Web page and app entries

----

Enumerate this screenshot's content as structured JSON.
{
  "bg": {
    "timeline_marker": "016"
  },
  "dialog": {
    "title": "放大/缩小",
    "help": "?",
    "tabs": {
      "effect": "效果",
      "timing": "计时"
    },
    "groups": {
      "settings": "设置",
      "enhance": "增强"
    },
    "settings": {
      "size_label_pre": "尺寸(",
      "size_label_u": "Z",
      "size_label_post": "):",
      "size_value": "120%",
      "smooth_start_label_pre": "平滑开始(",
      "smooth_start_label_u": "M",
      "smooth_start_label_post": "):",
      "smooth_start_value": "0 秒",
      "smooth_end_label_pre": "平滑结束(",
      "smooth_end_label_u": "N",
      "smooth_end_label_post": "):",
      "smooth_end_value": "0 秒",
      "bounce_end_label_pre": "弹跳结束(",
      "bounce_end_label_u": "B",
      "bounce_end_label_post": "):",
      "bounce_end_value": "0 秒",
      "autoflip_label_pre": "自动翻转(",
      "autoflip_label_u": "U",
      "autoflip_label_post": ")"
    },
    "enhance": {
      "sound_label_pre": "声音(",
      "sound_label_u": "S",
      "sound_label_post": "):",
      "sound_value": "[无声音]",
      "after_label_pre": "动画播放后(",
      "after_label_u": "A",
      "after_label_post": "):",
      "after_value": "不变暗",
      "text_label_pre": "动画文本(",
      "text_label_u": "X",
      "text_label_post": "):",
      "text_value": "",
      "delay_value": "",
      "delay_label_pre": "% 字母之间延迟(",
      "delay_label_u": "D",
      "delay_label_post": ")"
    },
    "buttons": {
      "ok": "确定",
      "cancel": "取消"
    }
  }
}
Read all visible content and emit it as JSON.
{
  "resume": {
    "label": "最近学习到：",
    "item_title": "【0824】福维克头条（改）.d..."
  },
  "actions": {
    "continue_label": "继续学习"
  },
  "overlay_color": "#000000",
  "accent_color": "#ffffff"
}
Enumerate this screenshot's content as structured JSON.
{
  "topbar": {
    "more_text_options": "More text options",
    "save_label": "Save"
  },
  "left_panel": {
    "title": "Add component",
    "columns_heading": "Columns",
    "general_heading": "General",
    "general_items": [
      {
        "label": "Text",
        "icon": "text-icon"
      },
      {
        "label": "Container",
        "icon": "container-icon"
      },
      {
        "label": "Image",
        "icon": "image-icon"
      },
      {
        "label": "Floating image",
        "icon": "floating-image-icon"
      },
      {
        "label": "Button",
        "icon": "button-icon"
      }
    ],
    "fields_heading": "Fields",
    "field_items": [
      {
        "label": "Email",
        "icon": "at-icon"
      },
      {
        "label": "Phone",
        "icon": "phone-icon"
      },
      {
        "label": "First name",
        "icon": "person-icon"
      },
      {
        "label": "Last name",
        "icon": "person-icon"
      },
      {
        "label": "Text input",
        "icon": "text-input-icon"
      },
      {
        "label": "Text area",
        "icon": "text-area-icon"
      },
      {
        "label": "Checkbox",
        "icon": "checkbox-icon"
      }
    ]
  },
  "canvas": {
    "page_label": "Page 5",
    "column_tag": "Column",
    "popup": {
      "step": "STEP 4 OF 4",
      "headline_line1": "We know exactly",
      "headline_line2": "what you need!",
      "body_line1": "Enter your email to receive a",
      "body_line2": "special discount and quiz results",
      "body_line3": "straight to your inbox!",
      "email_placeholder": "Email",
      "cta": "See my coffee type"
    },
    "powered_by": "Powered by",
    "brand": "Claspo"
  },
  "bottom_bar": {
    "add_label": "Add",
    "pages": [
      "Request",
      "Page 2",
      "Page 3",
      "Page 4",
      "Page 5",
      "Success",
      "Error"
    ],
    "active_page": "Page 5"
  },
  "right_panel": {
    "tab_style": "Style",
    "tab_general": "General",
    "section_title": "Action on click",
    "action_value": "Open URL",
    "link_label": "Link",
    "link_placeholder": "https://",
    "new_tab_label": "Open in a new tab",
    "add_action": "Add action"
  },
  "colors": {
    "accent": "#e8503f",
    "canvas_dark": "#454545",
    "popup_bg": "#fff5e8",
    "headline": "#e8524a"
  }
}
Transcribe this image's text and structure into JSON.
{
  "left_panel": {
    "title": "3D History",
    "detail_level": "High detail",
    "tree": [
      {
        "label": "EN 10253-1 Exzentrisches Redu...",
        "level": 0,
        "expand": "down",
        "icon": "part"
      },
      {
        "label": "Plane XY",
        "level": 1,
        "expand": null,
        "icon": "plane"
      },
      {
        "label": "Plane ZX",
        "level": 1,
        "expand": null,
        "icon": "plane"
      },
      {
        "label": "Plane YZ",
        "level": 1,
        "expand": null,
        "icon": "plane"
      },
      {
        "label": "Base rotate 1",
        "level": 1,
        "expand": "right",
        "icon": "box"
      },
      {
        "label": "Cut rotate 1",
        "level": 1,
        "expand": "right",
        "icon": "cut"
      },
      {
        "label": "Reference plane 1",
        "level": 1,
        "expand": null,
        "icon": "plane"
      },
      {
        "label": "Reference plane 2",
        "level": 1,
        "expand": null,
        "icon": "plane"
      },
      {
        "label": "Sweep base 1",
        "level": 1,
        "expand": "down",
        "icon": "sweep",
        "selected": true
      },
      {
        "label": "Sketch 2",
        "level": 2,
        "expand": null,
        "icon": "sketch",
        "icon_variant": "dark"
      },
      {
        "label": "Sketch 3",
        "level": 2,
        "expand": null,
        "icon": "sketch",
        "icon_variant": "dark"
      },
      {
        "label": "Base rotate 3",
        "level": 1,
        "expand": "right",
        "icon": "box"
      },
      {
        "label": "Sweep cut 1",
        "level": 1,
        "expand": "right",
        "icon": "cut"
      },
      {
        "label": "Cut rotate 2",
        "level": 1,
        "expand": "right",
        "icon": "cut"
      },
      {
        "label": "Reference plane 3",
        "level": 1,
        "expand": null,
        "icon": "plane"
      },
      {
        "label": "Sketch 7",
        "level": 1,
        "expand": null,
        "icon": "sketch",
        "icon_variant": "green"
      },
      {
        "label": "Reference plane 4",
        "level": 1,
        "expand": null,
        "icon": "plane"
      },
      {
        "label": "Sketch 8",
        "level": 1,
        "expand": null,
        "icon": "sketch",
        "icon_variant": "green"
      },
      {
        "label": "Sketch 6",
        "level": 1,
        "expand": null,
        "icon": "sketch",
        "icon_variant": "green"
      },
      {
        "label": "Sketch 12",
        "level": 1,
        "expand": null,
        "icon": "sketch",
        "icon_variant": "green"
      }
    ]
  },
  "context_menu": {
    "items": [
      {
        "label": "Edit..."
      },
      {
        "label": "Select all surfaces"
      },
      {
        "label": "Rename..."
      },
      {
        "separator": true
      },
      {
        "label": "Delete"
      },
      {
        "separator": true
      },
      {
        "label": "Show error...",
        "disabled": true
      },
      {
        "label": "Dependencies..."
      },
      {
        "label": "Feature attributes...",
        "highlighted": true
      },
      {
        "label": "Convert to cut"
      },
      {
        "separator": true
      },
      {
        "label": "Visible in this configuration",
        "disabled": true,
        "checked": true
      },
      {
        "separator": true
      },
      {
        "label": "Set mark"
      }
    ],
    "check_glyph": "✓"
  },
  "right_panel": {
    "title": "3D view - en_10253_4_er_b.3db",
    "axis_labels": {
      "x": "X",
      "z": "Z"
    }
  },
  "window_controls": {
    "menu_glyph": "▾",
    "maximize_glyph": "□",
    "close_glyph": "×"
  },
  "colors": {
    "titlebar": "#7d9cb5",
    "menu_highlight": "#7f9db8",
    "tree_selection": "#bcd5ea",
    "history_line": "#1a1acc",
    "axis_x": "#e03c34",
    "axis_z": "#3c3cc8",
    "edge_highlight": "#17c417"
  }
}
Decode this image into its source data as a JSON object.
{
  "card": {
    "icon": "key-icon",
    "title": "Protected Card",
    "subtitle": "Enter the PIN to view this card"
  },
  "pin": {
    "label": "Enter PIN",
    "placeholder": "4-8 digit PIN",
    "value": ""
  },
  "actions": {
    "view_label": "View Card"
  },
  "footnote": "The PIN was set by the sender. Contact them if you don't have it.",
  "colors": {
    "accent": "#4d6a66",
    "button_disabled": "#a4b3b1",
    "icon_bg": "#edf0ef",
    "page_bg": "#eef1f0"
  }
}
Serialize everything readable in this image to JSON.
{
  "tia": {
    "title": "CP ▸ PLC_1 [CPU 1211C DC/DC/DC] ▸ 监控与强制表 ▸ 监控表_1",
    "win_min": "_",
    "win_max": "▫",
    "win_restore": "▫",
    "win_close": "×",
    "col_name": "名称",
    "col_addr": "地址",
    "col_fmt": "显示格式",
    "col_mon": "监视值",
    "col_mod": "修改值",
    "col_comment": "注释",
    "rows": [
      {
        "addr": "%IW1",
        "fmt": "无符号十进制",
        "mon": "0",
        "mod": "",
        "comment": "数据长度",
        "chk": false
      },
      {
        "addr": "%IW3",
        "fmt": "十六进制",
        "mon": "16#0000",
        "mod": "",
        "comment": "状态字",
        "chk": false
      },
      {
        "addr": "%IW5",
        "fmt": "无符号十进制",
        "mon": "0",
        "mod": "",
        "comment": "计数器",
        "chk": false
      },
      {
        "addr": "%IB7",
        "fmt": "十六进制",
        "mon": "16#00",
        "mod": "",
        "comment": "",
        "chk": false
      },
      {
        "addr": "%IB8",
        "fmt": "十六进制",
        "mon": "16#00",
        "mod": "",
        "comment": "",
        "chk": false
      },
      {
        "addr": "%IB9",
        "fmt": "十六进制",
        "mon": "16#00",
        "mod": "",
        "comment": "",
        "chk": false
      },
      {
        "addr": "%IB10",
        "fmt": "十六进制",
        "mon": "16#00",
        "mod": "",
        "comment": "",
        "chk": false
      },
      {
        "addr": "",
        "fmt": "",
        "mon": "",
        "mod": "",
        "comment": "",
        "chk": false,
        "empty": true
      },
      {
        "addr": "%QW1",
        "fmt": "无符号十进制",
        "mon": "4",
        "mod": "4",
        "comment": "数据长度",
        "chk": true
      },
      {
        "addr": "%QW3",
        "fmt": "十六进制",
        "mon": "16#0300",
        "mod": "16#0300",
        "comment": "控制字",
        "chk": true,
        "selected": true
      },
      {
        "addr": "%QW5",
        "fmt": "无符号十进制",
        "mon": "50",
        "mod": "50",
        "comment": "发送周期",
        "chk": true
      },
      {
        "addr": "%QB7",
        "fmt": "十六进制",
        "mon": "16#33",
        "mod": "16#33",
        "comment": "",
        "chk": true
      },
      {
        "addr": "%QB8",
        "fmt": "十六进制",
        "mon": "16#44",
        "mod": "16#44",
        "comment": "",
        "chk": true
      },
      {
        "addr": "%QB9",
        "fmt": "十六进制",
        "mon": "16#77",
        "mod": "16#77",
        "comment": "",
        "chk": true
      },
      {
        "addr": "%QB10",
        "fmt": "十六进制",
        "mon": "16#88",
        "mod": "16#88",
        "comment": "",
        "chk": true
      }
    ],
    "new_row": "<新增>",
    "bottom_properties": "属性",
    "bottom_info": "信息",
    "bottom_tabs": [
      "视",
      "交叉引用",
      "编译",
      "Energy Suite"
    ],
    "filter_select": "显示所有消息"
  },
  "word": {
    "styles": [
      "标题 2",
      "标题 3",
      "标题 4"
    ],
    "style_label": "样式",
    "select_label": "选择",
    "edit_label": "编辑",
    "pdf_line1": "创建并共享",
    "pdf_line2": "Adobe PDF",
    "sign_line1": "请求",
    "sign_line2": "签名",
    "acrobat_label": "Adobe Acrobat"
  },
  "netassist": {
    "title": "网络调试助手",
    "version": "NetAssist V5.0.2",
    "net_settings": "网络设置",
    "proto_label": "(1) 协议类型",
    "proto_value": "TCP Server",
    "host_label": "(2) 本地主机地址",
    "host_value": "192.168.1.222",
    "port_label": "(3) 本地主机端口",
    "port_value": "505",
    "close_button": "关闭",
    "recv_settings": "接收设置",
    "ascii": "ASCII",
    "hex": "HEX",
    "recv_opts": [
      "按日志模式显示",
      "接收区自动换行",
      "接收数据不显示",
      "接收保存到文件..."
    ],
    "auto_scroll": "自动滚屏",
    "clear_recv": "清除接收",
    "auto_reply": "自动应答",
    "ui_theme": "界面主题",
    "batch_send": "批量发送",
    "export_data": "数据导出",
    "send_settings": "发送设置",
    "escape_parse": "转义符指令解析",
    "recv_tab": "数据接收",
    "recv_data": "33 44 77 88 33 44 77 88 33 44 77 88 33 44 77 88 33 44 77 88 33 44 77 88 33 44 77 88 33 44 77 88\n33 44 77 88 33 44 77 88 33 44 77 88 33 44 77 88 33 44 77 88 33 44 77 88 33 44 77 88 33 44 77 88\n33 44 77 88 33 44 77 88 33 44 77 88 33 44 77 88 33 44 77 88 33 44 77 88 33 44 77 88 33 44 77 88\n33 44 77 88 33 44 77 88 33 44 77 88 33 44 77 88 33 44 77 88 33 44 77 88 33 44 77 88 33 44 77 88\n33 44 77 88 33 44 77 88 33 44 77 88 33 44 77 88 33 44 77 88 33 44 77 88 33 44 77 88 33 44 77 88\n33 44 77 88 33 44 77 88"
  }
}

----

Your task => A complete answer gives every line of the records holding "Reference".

Solved problem =>
        "label": "Reference plane 1",
        "label": "Reference plane 2",
        "label": "Reference plane 3",
        "label": "Reference plane 4",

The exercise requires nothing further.